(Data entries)
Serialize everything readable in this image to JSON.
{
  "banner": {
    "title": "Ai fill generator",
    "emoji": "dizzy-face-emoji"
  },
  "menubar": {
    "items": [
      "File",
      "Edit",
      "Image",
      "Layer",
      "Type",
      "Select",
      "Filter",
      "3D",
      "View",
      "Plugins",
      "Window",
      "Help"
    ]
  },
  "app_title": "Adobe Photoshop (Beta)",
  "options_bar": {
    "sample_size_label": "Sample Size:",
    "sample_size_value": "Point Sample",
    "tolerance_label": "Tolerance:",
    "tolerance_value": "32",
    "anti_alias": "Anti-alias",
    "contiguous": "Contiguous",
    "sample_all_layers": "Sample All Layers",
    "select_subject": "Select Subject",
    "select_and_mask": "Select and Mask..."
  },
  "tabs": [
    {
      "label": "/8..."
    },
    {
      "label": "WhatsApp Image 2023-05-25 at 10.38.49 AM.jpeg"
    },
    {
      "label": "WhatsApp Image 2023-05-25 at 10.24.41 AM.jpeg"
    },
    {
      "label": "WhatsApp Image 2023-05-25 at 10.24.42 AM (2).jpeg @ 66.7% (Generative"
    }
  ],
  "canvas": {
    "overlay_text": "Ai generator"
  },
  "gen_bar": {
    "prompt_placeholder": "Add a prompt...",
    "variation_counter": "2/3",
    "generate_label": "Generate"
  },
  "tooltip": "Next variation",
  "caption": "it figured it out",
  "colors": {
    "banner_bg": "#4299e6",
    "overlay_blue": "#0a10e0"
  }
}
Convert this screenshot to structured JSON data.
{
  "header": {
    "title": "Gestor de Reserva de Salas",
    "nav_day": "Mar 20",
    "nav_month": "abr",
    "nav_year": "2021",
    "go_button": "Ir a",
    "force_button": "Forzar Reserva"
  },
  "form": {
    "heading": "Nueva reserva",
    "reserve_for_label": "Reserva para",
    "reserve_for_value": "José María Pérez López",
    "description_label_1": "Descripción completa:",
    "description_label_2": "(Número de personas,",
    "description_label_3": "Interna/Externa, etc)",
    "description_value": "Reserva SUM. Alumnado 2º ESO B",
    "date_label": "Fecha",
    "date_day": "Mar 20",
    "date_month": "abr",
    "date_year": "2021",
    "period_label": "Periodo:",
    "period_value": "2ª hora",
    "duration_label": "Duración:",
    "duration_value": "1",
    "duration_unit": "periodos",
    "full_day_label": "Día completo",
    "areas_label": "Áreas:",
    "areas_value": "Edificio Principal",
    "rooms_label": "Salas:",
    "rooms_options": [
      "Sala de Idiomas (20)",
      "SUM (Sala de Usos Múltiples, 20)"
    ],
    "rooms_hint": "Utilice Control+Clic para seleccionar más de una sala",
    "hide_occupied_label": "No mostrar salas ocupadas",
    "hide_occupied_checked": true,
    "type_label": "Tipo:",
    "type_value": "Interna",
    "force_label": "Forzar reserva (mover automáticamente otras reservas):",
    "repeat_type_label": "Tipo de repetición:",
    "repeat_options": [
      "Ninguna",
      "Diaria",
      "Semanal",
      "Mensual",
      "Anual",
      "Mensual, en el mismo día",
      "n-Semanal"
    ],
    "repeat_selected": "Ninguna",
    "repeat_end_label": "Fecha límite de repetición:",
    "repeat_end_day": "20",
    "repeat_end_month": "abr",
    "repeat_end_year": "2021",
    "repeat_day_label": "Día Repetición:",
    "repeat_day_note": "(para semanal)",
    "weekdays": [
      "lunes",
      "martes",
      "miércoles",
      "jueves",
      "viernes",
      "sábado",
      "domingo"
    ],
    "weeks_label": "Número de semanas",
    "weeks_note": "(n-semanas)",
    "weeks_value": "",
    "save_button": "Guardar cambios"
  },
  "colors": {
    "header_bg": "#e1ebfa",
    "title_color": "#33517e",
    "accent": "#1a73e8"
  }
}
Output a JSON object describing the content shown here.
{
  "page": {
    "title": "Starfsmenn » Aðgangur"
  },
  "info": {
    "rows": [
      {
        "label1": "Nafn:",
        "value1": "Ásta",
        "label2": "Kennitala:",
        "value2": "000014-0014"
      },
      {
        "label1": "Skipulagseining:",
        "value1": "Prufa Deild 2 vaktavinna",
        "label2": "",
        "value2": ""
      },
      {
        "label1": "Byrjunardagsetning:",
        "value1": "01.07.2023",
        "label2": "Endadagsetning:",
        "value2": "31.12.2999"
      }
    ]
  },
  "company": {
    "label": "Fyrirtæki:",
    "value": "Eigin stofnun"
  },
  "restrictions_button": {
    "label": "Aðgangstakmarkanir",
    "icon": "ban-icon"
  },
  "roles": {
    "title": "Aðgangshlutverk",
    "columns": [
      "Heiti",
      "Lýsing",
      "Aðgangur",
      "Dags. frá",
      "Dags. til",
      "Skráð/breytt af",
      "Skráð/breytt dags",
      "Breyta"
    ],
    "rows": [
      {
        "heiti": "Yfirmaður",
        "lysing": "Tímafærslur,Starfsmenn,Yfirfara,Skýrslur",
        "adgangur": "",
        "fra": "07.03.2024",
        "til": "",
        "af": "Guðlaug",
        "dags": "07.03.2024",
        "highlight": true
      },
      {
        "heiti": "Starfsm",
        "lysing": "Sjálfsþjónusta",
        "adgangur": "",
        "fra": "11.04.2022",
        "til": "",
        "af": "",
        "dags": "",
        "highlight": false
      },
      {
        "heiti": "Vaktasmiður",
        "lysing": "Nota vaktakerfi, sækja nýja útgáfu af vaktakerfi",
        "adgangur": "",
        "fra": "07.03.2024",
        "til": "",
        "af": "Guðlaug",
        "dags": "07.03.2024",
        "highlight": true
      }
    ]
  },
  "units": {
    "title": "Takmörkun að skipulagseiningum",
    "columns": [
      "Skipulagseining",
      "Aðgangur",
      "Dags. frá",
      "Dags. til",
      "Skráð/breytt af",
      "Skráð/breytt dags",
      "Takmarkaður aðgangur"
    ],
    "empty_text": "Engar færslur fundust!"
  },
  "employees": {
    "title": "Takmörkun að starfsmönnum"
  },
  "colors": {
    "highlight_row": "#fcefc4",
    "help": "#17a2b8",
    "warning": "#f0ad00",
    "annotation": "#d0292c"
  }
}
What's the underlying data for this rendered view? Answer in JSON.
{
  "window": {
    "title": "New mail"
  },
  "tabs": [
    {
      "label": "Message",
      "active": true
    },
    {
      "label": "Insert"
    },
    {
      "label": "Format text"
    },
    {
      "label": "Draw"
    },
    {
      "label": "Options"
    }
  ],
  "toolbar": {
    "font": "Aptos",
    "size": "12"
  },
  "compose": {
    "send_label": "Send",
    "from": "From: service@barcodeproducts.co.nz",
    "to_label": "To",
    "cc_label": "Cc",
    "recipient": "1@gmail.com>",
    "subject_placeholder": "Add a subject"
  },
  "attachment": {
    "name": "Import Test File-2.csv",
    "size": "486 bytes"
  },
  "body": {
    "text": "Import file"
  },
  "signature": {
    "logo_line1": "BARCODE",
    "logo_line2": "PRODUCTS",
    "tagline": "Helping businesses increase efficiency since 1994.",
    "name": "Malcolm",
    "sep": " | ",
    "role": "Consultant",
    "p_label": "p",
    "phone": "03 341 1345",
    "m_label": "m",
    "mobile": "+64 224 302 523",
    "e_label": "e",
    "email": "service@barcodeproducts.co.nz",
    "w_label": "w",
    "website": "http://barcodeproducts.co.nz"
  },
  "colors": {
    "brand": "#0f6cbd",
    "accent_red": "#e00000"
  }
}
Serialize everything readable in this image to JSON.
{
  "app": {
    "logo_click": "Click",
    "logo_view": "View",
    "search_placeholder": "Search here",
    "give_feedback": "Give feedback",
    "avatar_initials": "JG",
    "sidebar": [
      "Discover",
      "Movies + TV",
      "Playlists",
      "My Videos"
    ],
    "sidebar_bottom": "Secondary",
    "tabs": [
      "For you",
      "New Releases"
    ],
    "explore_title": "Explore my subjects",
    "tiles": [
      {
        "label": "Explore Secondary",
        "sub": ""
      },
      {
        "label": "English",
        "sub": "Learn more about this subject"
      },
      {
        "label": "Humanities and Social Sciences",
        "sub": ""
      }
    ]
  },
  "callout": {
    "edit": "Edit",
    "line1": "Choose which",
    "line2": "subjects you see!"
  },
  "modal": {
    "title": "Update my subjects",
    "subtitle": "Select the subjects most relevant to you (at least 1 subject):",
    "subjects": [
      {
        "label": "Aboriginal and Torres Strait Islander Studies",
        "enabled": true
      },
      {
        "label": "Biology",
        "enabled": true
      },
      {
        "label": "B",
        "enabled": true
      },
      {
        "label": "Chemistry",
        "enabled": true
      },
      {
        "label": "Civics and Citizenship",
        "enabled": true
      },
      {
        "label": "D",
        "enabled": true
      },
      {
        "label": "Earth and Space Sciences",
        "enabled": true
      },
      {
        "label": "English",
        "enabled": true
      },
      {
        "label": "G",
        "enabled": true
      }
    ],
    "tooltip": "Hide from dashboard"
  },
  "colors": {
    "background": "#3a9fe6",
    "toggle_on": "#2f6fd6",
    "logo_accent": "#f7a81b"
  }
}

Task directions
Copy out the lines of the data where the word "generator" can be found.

Result for this exercise
    "title": "Ai fill generator",
    "overlay_text": "Ai generator"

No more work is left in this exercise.